Once I had most of the mud out I was left with a mud/water mess along the top of the footing. The footing needed to be dry and clean. I used the a leaf blower to blow out any standing water. Then I used a broom and a hoe to clear out most of the mud. There was still a film of mud left that just wouldn't dry out. So I hopped onto Amazon and ordered a 400,000 BTU propane torch. This torch sounded like a jet engine and was HOT. I used it to dry off the footings and it took about one hour and a tank of propane.



Daily StatsHours Worked
Cost
DayTrevorFamily/FriendsContractors
Today68380
All Time685485306.5$13,496.75
Summary of 6/13/2014
Work Done Today
Cleared mud off foundation, dried out using propane torch
Materials Used Today
400,000 BTU propane torch
Who Helped Today
Steve, Kim, Mandy, Reed, Emmy, Abby, Will
Contractors On Site

Friday, June 6, 2014

Day 61: Foundation Looking Better

Friday

The foundation's looking better and better. The forms, aka Easter Isle heads, were pulled out and removed from the site this morning. Now it looks like foundation for an actual house.


Thursday, June 5, 2014

Day 60: Drying Out

Thursday

This past week we've had a lot of rain, enough to create some good size puddles in our basement excavation. Tonight I picked up a sump pump and decided to help speed up the drying time. I hooked up the hose and ran it along the foundation and out daylight.





We had a little earth come off our excavation and onto our footings. We'll need to get it cleaned off before waterproofing and installing drain tile.


I had some good help from the kids. We were all wearing muck boots, but the kids eventually ditched theirs in favor of bare feet (once out of the construction area). I also had some good help from my dad, who stopped by for the evening on his way to Branson. It was great to have him there.




Daily StatsHours Worked
Cost
DayTrevorFamily/FriendsContractors
Today60110
All Time603355298.5$13,496.75
Summary of 6/5/2014
Work Done Today
Pumped water out of excavation
Materials Used Today
Sump pump, hose
Who Helped Today
Kerry
Contractors On Site

Wednesday, June 4, 2014

Day 59: RAIN

Wednesday

Yesterday we got the basement walls poured, and just in time, as it poured rain Tuesday evening and Wednesday early morning. As Steve put it, we can check the swimming pool off the list as we now have one in our basement.

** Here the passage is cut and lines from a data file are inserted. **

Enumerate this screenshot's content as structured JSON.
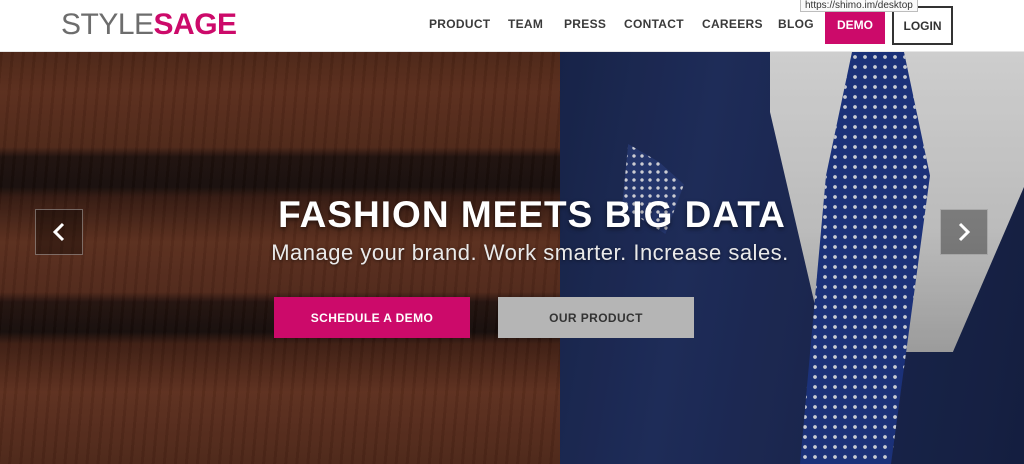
{
  "header": {
    "logo": {
      "part1": "STYLE",
      "part2": "SAGE"
    },
    "nav": [
      {
        "label": "PRODUCT"
      },
      {
        "label": "TEAM"
      },
      {
        "label": "PRESS"
      },
      {
        "label": "CONTACT"
      },
      {
        "label": "CAREERS"
      },
      {
        "label": "BLOG"
      }
    ],
    "demo_label": "DEMO",
    "login_label": "LOGIN",
    "url_tooltip": "https://shimo.im/desktop"
  },
  "hero": {
    "title": "FASHION MEETS BIG DATA",
    "subtitle": "Manage your brand. Work smarter. Increase sales.",
    "primary_cta": "SCHEDULE A DEMO",
    "secondary_cta": "OUR PRODUCT",
    "prev_icon": "chevron-left-icon",
    "next_icon": "chevron-right-icon"
  },
  "colors": {
    "brand": "#cc0a6a",
    "secondary_button": "#b5b5b5"
  }
}
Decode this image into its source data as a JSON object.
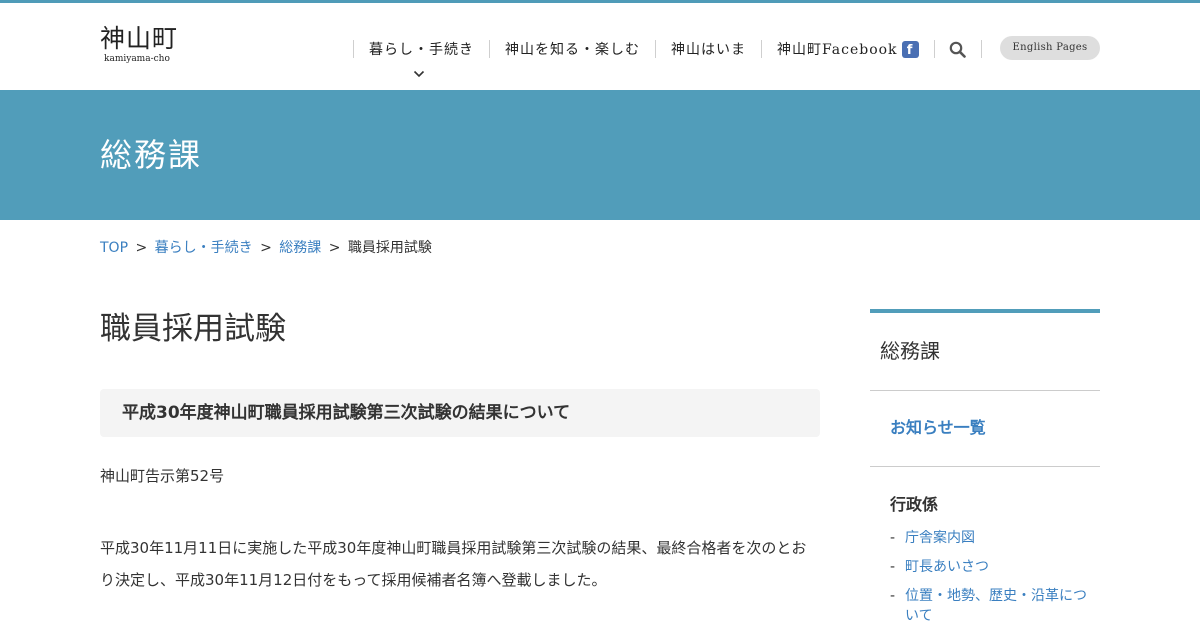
{
  "colors": {
    "accent": "#519dba",
    "link": "#3a7fc0",
    "text": "#333333",
    "subheading_bg": "#f4f4f4",
    "facebook": "#4a6fb3"
  },
  "header": {
    "logo_kanji": "神山町",
    "logo_roman": "kamiyama-cho",
    "nav": [
      {
        "label": "暮らし・手続き"
      },
      {
        "label": "神山を知る・楽しむ"
      },
      {
        "label": "神山はいま"
      },
      {
        "label": "神山町Facebook",
        "badge": "f"
      }
    ],
    "search_icon": "search-icon",
    "dropdown_icon": "chevron-down-icon",
    "english_label": "English Pages"
  },
  "banner": {
    "title": "総務課"
  },
  "breadcrumb": [
    {
      "label": "TOP"
    },
    {
      "label": "暮らし・手続き"
    },
    {
      "label": "総務課"
    },
    {
      "label": "職員採用試験"
    }
  ],
  "breadcrumb_separator": ">",
  "main": {
    "title": "職員採用試験",
    "subheading": "平成30年度神山町職員採用試験第三次試験の結果について",
    "notice_number": "神山町告示第52号",
    "paragraph": "平成30年11月11日に実施した平成30年度神山町職員採用試験第三次試験の結果、最終合格者を次のとおり決定し、平成30年11月12日付をもって採用候補者名簿へ登載しました。"
  },
  "sidebar": {
    "title": "総務課",
    "news_link": "お知らせ一覧",
    "section_title": "行政係",
    "bullet": "-",
    "links": [
      {
        "label": "庁舎案内図"
      },
      {
        "label": "町長あいさつ"
      },
      {
        "label": "位置・地勢、歴史・沿革について"
      }
    ]
  }
}
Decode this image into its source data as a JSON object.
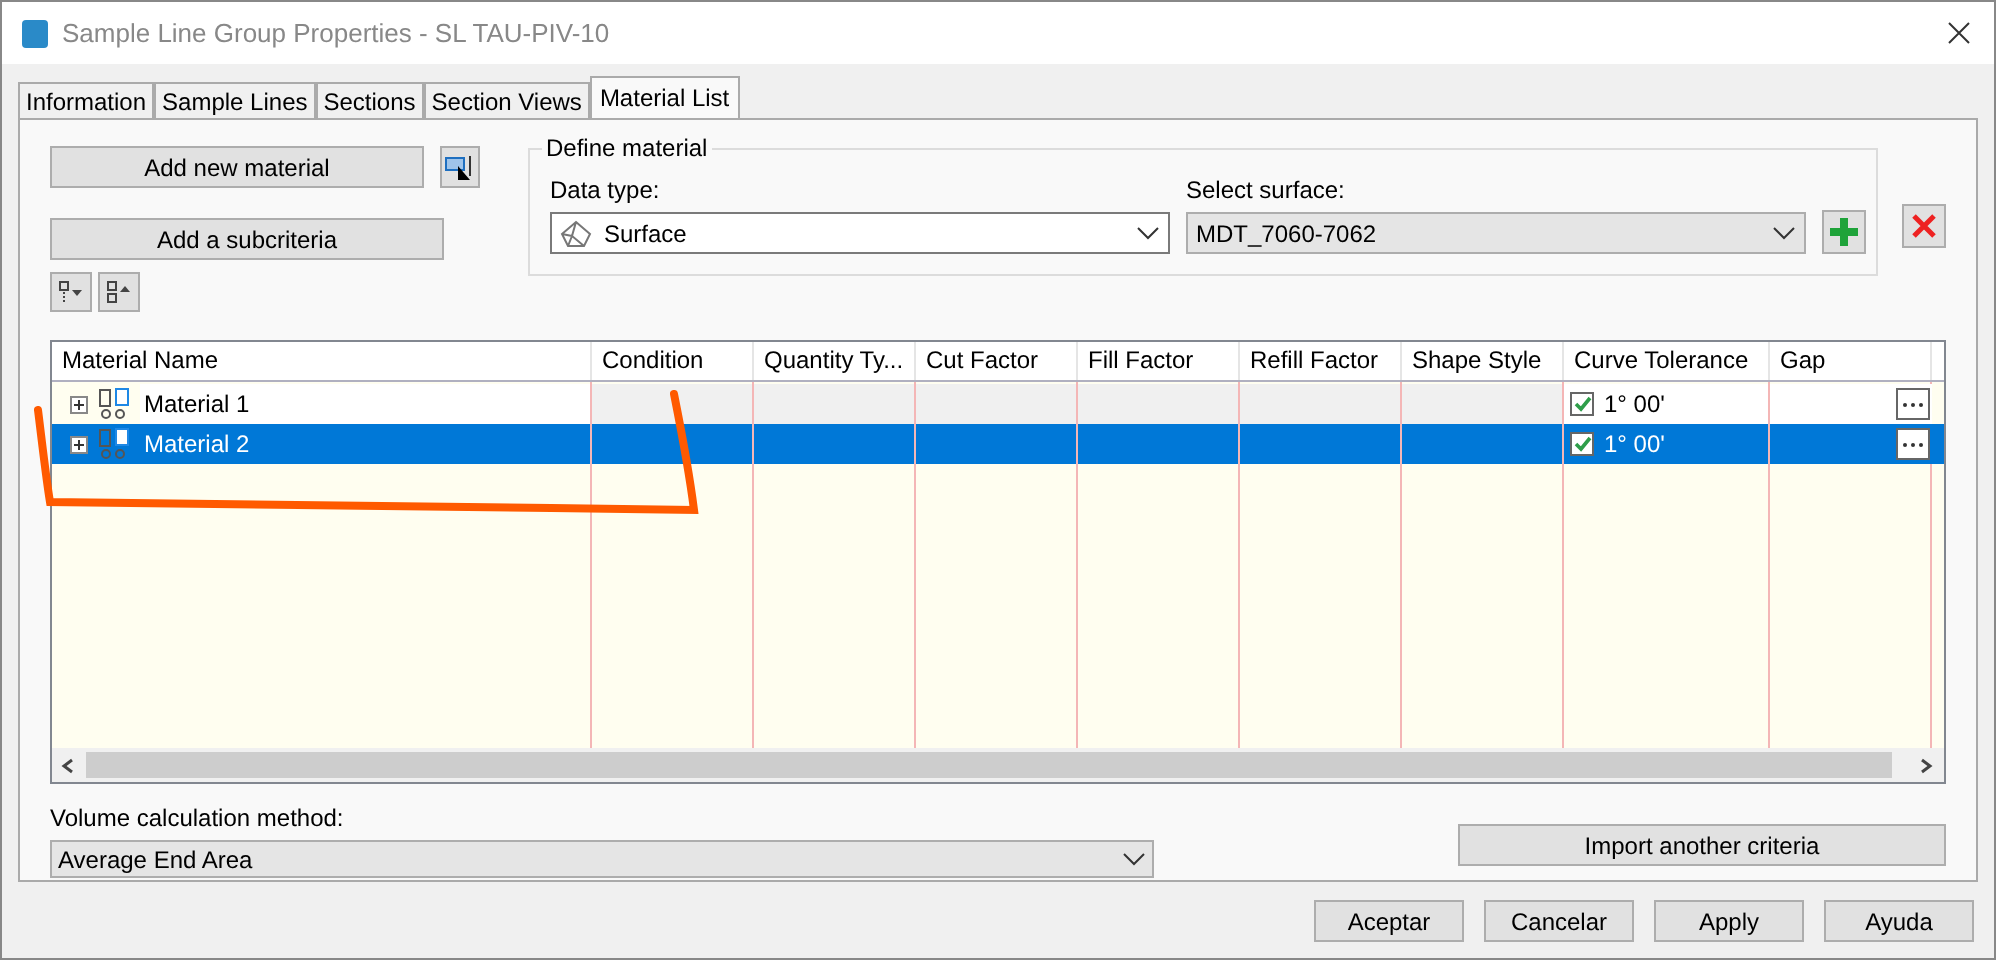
{
  "window": {
    "title": "Sample Line Group Properties - SL TAU-PIV-10"
  },
  "tabs": [
    {
      "label": "Information",
      "selected": false
    },
    {
      "label": "Sample Lines",
      "selected": false
    },
    {
      "label": "Sections",
      "selected": false
    },
    {
      "label": "Section Views",
      "selected": false
    },
    {
      "label": "Material List",
      "selected": true
    }
  ],
  "buttons": {
    "add_material": "Add new material",
    "add_subcriteria": "Add a subcriteria"
  },
  "define_material": {
    "title": "Define material",
    "data_type_label": "Data type:",
    "data_type": "Surface",
    "surface_label": "Select surface:",
    "surface": "MDT_7060-7062"
  },
  "table": {
    "columns": [
      "Material Name",
      "Condition",
      "Quantity Ty...",
      "Cut Factor",
      "Fill Factor",
      "Refill Factor",
      "Shape Style",
      "Curve Tolerance",
      "Gap"
    ],
    "rows": [
      {
        "name": "Material 1",
        "selected": false,
        "expanded": false,
        "tolerance_checked": true,
        "tolerance": "1° 00'"
      },
      {
        "name": "Material 2",
        "selected": true,
        "expanded": false,
        "tolerance_checked": true,
        "tolerance": "1° 00'"
      }
    ]
  },
  "volume": {
    "label": "Volume calculation method:",
    "value": "Average End Area"
  },
  "import_button": "Import another criteria",
  "footer_buttons": [
    "Aceptar",
    "Cancelar",
    "Apply",
    "Ayuda"
  ]
}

I was going to have some gravel delivered today for the basement underslab, but my gravel guy sent me this picture in a text. They got five inches at their house in Excelsior Springs, MO, about 10 miles from Kearney. It's a bit too wet and muddy to be bringing gravel trucks down our driveway at the moment. Steve's rain gauge "only" showed 1.4" from last night.



Our bridge that we installed last week did well, holding up to a flood of water that washed over the bridge.


Compare the water level to where it was last week.



Tuesday, June 3, 2014

Day 58: Basement Walls Poured

Tuesday

Early Tuesday morning, cement trucks were rolling into Beyeler Hollow.We now have the foundation poured, and just in time, as storms moved into the area Tuesday night bringing a lot of rain.

It was a big pour, compared to typical foundations. The suspended garage and safe rooms added a lot of walls that aren't part of a normal house. We're glad we have them, though, because you can't add them later.



We had our contractor add waterstop at the top of the walls above the suspended areas. It is a vertical rubber fin that connects the basement wall with the flat cement floor which will be added next. It provides a waterproof seal to prevent water from seeping into the basement from the crack between the slab and the basement wall.


Will was a good help, pounding in the rebar with a mallet he found at the site.


Daily StatsHours Worked
Cost
DayTrevorFamily/FriendsContractors
Today580216
All Time583254294.5$13,496.75
Summary of 6/3/2014
Work Done Today
Poured foundation, smoothed Driveway
Materials Used Today
Concrete, rebar, lumber, water stop
Who Helped Today
Steve
Contractors On Site
Remley Construction